If you're eager to get started, try the basic search below.
Please scroll down for detailed examples, tips, and instructions!
Kiki's dictionary is large, beautful, and best of all, free!
Kiki's Kanji Dictionary combines
popular "open source"
elctronic Kanji dictionary
and his Japanese-English dictionary
Thank you to Dr. Breen and everyone who has contributed to these
I've added a search to help you get started.
It's not perfect, but it's huge if you don't know how to use a kanji dictionary!
You can also study Japanese Kanji with
Java Kanji Flashcard 500
which uses Java to teach Kanji in any browser.
Check it out!
Kiki's Kanji Blog
for news about Kiki, Java Kanji Flashcards, and the state of Kanji tools
and sites on the web in general.
I had forgotten about the original,
framed version of the dictionary.
You may find it easier to get started this way.
Due to excessive bandwidth charges from my ISP,
I have temporarily taken the downloadable version of Kiki's dictionary offline.

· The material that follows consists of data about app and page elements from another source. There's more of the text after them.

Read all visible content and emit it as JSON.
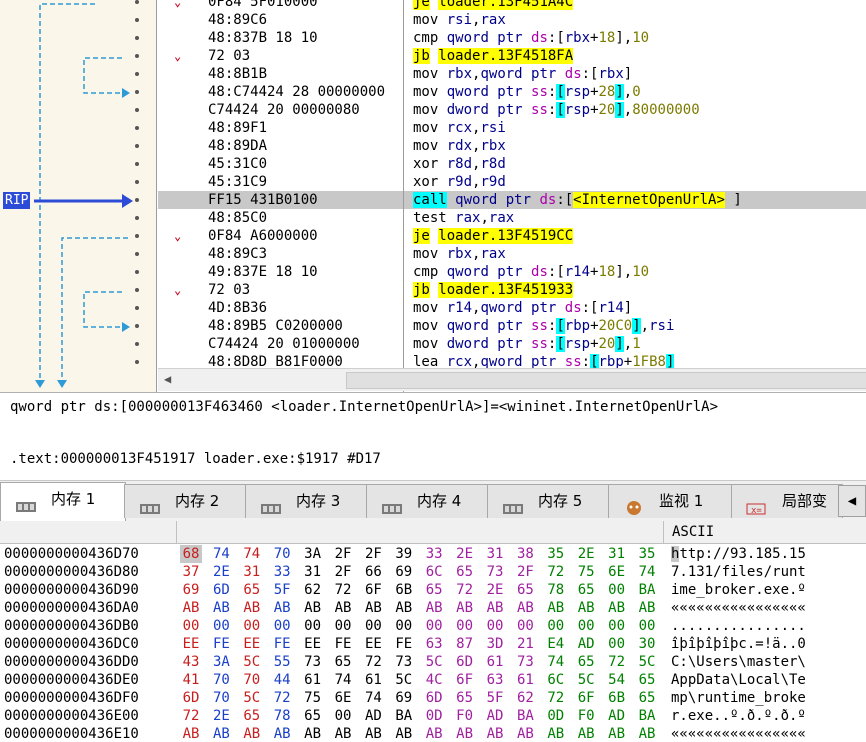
{
  "disasm": {
    "rip_label": "RIP",
    "rows": [
      {
        "chev": "⌄",
        "bytes": "0F84 5F010000",
        "mnemonic": "je",
        "ops": [
          [
            "y",
            "loader.13F451A4C"
          ]
        ]
      },
      {
        "chev": "",
        "bytes": "48:89C6",
        "mnemonic": "mov",
        "ops": [
          [
            "b",
            "rsi"
          ],
          [
            "k",
            ","
          ],
          [
            "b",
            "rax"
          ]
        ]
      },
      {
        "chev": "",
        "bytes": "48:837B 18 10",
        "mnemonic": "cmp",
        "ops": [
          [
            "b",
            "qword ptr "
          ],
          [
            "m",
            "ds"
          ],
          [
            "k",
            ":["
          ],
          [
            "b",
            "rbx"
          ],
          [
            "k",
            "+"
          ],
          [
            "n",
            "18"
          ],
          [
            "k",
            "],"
          ],
          [
            "n",
            "10"
          ]
        ]
      },
      {
        "chev": "⌄",
        "bytes": "72 03",
        "mnemonic": "jb",
        "ops": [
          [
            "y",
            "loader.13F4518FA"
          ]
        ]
      },
      {
        "chev": "",
        "bytes": "48:8B1B",
        "mnemonic": "mov",
        "ops": [
          [
            "b",
            "rbx"
          ],
          [
            "k",
            ","
          ],
          [
            "b",
            "qword ptr "
          ],
          [
            "m",
            "ds"
          ],
          [
            "k",
            ":["
          ],
          [
            "b",
            "rbx"
          ],
          [
            "k",
            "]"
          ]
        ]
      },
      {
        "chev": "",
        "bytes": "48:C74424 28 00000000",
        "mnemonic": "mov",
        "ops": [
          [
            "b",
            "qword ptr "
          ],
          [
            "m",
            "ss"
          ],
          [
            "k",
            ":"
          ],
          [
            "c",
            "["
          ],
          [
            "b",
            "rsp"
          ],
          [
            "k",
            "+"
          ],
          [
            "n",
            "28"
          ],
          [
            "c",
            "]"
          ],
          [
            "k",
            ","
          ],
          [
            "n",
            "0"
          ]
        ]
      },
      {
        "chev": "",
        "bytes": "C74424 20 00000080",
        "mnemonic": "mov",
        "ops": [
          [
            "b",
            "dword ptr "
          ],
          [
            "m",
            "ss"
          ],
          [
            "k",
            ":"
          ],
          [
            "c",
            "["
          ],
          [
            "b",
            "rsp"
          ],
          [
            "k",
            "+"
          ],
          [
            "n",
            "20"
          ],
          [
            "c",
            "]"
          ],
          [
            "k",
            ","
          ],
          [
            "n",
            "80000000"
          ]
        ]
      },
      {
        "chev": "",
        "bytes": "48:89F1",
        "mnemonic": "mov",
        "ops": [
          [
            "b",
            "rcx"
          ],
          [
            "k",
            ","
          ],
          [
            "b",
            "rsi"
          ]
        ]
      },
      {
        "chev": "",
        "bytes": "48:89DA",
        "mnemonic": "mov",
        "ops": [
          [
            "b",
            "rdx"
          ],
          [
            "k",
            ","
          ],
          [
            "b",
            "rbx"
          ]
        ]
      },
      {
        "chev": "",
        "bytes": "45:31C0",
        "mnemonic": "xor",
        "ops": [
          [
            "b",
            "r8d"
          ],
          [
            "k",
            ","
          ],
          [
            "b",
            "r8d"
          ]
        ]
      },
      {
        "chev": "",
        "bytes": "45:31C9",
        "mnemonic": "xor",
        "ops": [
          [
            "b",
            "r9d"
          ],
          [
            "k",
            ","
          ],
          [
            "b",
            "r9d"
          ]
        ]
      },
      {
        "chev": "",
        "bytes": "FF15 431B0100",
        "mnemonic": "call",
        "cur": true,
        "ops": [
          [
            "b",
            "qword ptr "
          ],
          [
            "m",
            "ds"
          ],
          [
            "k",
            ":["
          ],
          [
            "y",
            "<InternetOpenUrlA>"
          ],
          [
            "k",
            " ]"
          ]
        ]
      },
      {
        "chev": "",
        "bytes": "48:85C0",
        "mnemonic": "test",
        "ops": [
          [
            "b",
            "rax"
          ],
          [
            "k",
            ","
          ],
          [
            "b",
            "rax"
          ]
        ]
      },
      {
        "chev": "⌄",
        "bytes": "0F84 A6000000",
        "mnemonic": "je",
        "ops": [
          [
            "y",
            "loader.13F4519CC"
          ]
        ]
      },
      {
        "chev": "",
        "bytes": "48:89C3",
        "mnemonic": "mov",
        "ops": [
          [
            "b",
            "rbx"
          ],
          [
            "k",
            ","
          ],
          [
            "b",
            "rax"
          ]
        ]
      },
      {
        "chev": "",
        "bytes": "49:837E 18 10",
        "mnemonic": "cmp",
        "ops": [
          [
            "b",
            "qword ptr "
          ],
          [
            "m",
            "ds"
          ],
          [
            "k",
            ":["
          ],
          [
            "b",
            "r14"
          ],
          [
            "k",
            "+"
          ],
          [
            "n",
            "18"
          ],
          [
            "k",
            "],"
          ],
          [
            "n",
            "10"
          ]
        ]
      },
      {
        "chev": "⌄",
        "bytes": "72 03",
        "mnemonic": "jb",
        "ops": [
          [
            "y",
            "loader.13F451933"
          ]
        ]
      },
      {
        "chev": "",
        "bytes": "4D:8B36",
        "mnemonic": "mov",
        "ops": [
          [
            "b",
            "r14"
          ],
          [
            "k",
            ","
          ],
          [
            "b",
            "qword ptr "
          ],
          [
            "m",
            "ds"
          ],
          [
            "k",
            ":["
          ],
          [
            "b",
            "r14"
          ],
          [
            "k",
            "]"
          ]
        ]
      },
      {
        "chev": "",
        "bytes": "48:89B5 C0200000",
        "mnemonic": "mov",
        "ops": [
          [
            "b",
            "qword ptr "
          ],
          [
            "m",
            "ss"
          ],
          [
            "k",
            ":"
          ],
          [
            "c",
            "["
          ],
          [
            "b",
            "rbp"
          ],
          [
            "k",
            "+"
          ],
          [
            "n",
            "20C0"
          ],
          [
            "c",
            "]"
          ],
          [
            "k",
            ","
          ],
          [
            "b",
            "rsi"
          ]
        ]
      },
      {
        "chev": "",
        "bytes": "C74424 20 01000000",
        "mnemonic": "mov",
        "ops": [
          [
            "b",
            "dword ptr "
          ],
          [
            "m",
            "ss"
          ],
          [
            "k",
            ":"
          ],
          [
            "c",
            "["
          ],
          [
            "b",
            "rsp"
          ],
          [
            "k",
            "+"
          ],
          [
            "n",
            "20"
          ],
          [
            "c",
            "]"
          ],
          [
            "k",
            ","
          ],
          [
            "n",
            "1"
          ]
        ]
      },
      {
        "chev": "",
        "bytes": "48:8D8D B81F0000",
        "mnemonic": "lea",
        "ops": [
          [
            "b",
            "rcx"
          ],
          [
            "k",
            ","
          ],
          [
            "b",
            "qword ptr "
          ],
          [
            "m",
            "ss"
          ],
          [
            "k",
            ":"
          ],
          [
            "c",
            "["
          ],
          [
            "b",
            "rbp"
          ],
          [
            "k",
            "+"
          ],
          [
            "n",
            "1FB8"
          ],
          [
            "c",
            "]"
          ]
        ]
      }
    ]
  },
  "info": {
    "line1": "qword ptr ds:[000000013F463460 <loader.InternetOpenUrlA>]=<wininet.InternetOpenUrlA>",
    "line2": ".text:000000013F451917 loader.exe:$1917 #D17"
  },
  "tabs": [
    {
      "label": "内存 1",
      "icon": "memory-icon",
      "active": true
    },
    {
      "label": "内存 2",
      "icon": "memory-icon"
    },
    {
      "label": "内存 3",
      "icon": "memory-icon"
    },
    {
      "label": "内存 4",
      "icon": "memory-icon"
    },
    {
      "label": "内存 5",
      "icon": "memory-icon"
    },
    {
      "label": "监视 1",
      "icon": "watch-icon"
    },
    {
      "label": "局部变",
      "icon": "locals-icon"
    }
  ],
  "dump": {
    "ascii_header": "ASCII",
    "rows": [
      {
        "addr": "0000000000436D70",
        "bytes": [
          "68",
          "74",
          "74",
          "70",
          "3A",
          "2F",
          "2F",
          "39",
          "33",
          "2E",
          "31",
          "38",
          "35",
          "2E",
          "31",
          "35"
        ],
        "ascii": "http://93.185.15"
      },
      {
        "addr": "0000000000436D80",
        "bytes": [
          "37",
          "2E",
          "31",
          "33",
          "31",
          "2F",
          "66",
          "69",
          "6C",
          "65",
          "73",
          "2F",
          "72",
          "75",
          "6E",
          "74"
        ],
        "ascii": "7.131/files/runt"
      },
      {
        "addr": "0000000000436D90",
        "bytes": [
          "69",
          "6D",
          "65",
          "5F",
          "62",
          "72",
          "6F",
          "6B",
          "65",
          "72",
          "2E",
          "65",
          "78",
          "65",
          "00",
          "BA"
        ],
        "ascii": "ime_broker.exe.º"
      },
      {
        "addr": "0000000000436DA0",
        "bytes": [
          "AB",
          "AB",
          "AB",
          "AB",
          "AB",
          "AB",
          "AB",
          "AB",
          "AB",
          "AB",
          "AB",
          "AB",
          "AB",
          "AB",
          "AB",
          "AB"
        ],
        "ascii": "««««««««««««««««"
      },
      {
        "addr": "0000000000436DB0",
        "bytes": [
          "00",
          "00",
          "00",
          "00",
          "00",
          "00",
          "00",
          "00",
          "00",
          "00",
          "00",
          "00",
          "00",
          "00",
          "00",
          "00"
        ],
        "ascii": "................"
      },
      {
        "addr": "0000000000436DC0",
        "bytes": [
          "EE",
          "FE",
          "EE",
          "FE",
          "EE",
          "FE",
          "EE",
          "FE",
          "63",
          "87",
          "3D",
          "21",
          "E4",
          "AD",
          "00",
          "30"
        ],
        "ascii": "îþîþîþîþc.=!ä..0"
      },
      {
        "addr": "0000000000436DD0",
        "bytes": [
          "43",
          "3A",
          "5C",
          "55",
          "73",
          "65",
          "72",
          "73",
          "5C",
          "6D",
          "61",
          "73",
          "74",
          "65",
          "72",
          "5C"
        ],
        "ascii": "C:\\Users\\master\\"
      },
      {
        "addr": "0000000000436DE0",
        "bytes": [
          "41",
          "70",
          "70",
          "44",
          "61",
          "74",
          "61",
          "5C",
          "4C",
          "6F",
          "63",
          "61",
          "6C",
          "5C",
          "54",
          "65"
        ],
        "ascii": "AppData\\Local\\Te"
      },
      {
        "addr": "0000000000436DF0",
        "bytes": [
          "6D",
          "70",
          "5C",
          "72",
          "75",
          "6E",
          "74",
          "69",
          "6D",
          "65",
          "5F",
          "62",
          "72",
          "6F",
          "6B",
          "65"
        ],
        "ascii": "mp\\runtime_broke"
      },
      {
        "addr": "0000000000436E00",
        "bytes": [
          "72",
          "2E",
          "65",
          "78",
          "65",
          "00",
          "AD",
          "BA",
          "0D",
          "F0",
          "AD",
          "BA",
          "0D",
          "F0",
          "AD",
          "BA"
        ],
        "ascii": "r.exe..º.ð.º.ð.º"
      },
      {
        "addr": "0000000000436E10",
        "bytes": [
          "AB",
          "AB",
          "AB",
          "AB",
          "AB",
          "AB",
          "AB",
          "AB",
          "AB",
          "AB",
          "AB",
          "AB",
          "AB",
          "AB",
          "AB",
          "AB"
        ],
        "ascii": "««««««««««««««««"
      }
    ]
  }
}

If you really feel you need it, please ask kiki at kanjidict dot com.
If you have written recently and did not get a response,
please try this new address.
Your mail may have gotten lost in all the spam sent to the old address.
First of all, your browser needs to be able to display Japanese.
I suggest you use a modern browser, like Firefox:
Or, check out Jim Breen's advice on
browsing in Japanese.
Why? All of the following links are to Japanese pages,
including some shortcuts for the demo:
The current demo has 19,366 compounds listed under 3,401 kanji entries.
It only includes compounds with two kanji or less,
and only KANJIDIC kanji that have a "classic" Nelson number as well as a compound in EDICT.
The pages were generated automatically in a matter of
using a Java program I have written.
(Writing the program did take a couple of weeks of my spare time.
Please email kiki at kanjidict dot com if you want the Java source code.)
Kanji Entry Page
Here is picture of a sample Kanji page,
showing some of the compounds with the kanji for "cloud".
Click any kanji to jump to the page for that kanji
Click any radical to jump to the page for that radical
Click the radical "strokes" number to jump to the radicals index
Click the < and > on radical pages to see other radicals
The kanji are color coded into four groups:
Note "rare" is a bit too broad right now.
It includes many kanji that are familiar to most literate Japanese,
in addition to some truly obscure ones.
Each Kanji page includes a short list of radicals to the left.
For example, the kanji for "cloud" above includes the radical for "rain",
which has eight strokes.
Clicking the rain radical shows all the kanj iin the dictionary that have the
as shown in this
Paper dictionaries don't have search boxes.
Kiki's dictionary doesn't either.
Traditional indexes can help you find kanji you are looking for.
You can practice looking up characters
while learning their radical and stroke counts.
The 214 radicals are the building blocks for Kanji.
There is an index of
radicals ordered by stroke count
for all the radicals in the dictionary.
For example, the entry for "rain" and the other 8 stroke radicals
looks like this:
Kanji Index by Radical
There is also a large
all kanji index
in the dictionary, ordered by radical.
The entry for the "rain" radical in this index looks like this:
There is also a large index with
of all the kanji in the dictionary.
If you're desperate, you can download it and then use your
browser's search function to find kanji, readings, and
You can try a Google search for kanji in Kiki's Kanji Dictionary.
The search results will open in a new window.
For best results, search for specific kanji,
雨 (cutting and pasting work well)
You can also search for english meanings such as
Japanese readings are not romanized, so ame will not work, but
Note: Since rain is the name of a radical,
you will also get all kanji that have the
Suggested results for some recent popular searches (click one to see the entry):